> Work item
Scan the listing below. Copy each line that contains "바로가기".

> Source records

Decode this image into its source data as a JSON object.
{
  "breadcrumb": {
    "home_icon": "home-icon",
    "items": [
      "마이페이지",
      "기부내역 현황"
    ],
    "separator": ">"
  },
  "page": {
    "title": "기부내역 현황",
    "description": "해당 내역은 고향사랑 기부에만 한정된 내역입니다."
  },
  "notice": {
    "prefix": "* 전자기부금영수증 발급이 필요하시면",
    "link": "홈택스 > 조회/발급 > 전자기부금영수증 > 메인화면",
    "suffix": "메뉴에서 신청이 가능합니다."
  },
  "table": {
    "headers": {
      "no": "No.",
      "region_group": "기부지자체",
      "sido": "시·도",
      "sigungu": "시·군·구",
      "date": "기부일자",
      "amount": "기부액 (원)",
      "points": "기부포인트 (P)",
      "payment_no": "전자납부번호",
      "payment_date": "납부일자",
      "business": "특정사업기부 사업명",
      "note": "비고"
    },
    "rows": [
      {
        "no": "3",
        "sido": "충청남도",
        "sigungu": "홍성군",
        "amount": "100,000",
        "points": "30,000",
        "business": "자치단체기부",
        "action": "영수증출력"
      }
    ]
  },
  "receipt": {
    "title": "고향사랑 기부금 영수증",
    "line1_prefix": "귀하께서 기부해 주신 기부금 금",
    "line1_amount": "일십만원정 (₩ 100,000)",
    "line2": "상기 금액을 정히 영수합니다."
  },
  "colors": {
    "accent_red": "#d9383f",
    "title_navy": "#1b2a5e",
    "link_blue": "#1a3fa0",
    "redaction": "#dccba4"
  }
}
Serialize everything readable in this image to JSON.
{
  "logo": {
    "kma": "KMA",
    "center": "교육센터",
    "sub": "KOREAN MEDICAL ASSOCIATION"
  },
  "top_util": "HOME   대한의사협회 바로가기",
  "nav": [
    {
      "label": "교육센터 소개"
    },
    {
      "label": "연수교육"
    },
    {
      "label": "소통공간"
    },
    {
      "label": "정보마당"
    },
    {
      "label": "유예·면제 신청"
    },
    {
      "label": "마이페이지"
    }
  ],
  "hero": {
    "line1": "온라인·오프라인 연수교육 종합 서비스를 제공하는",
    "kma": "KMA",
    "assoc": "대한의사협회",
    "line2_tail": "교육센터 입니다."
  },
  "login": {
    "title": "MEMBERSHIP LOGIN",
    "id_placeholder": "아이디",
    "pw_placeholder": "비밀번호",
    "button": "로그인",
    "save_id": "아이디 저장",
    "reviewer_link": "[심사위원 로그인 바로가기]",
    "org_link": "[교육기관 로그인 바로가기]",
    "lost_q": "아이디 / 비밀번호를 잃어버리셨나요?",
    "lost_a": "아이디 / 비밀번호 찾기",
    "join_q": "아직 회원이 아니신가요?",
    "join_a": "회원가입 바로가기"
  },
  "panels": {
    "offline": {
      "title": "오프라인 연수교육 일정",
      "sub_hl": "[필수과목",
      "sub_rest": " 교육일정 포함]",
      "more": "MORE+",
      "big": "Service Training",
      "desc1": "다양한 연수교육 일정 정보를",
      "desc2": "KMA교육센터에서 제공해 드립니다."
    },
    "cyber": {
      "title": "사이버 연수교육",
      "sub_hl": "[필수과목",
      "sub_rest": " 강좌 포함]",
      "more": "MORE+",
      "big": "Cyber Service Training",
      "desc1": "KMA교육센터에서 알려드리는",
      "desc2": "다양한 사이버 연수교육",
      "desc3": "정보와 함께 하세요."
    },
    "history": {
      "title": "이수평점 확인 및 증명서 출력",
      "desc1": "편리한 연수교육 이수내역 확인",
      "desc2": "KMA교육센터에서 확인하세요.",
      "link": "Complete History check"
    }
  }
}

> Exercise result
  "top_util": "HOME   대한의사협회 바로가기",
    "reviewer_link": "[심사위원 로그인 바로가기]",
    "org_link": "[교육기관 로그인 바로가기]",
    "join_a": "회원가입 바로가기"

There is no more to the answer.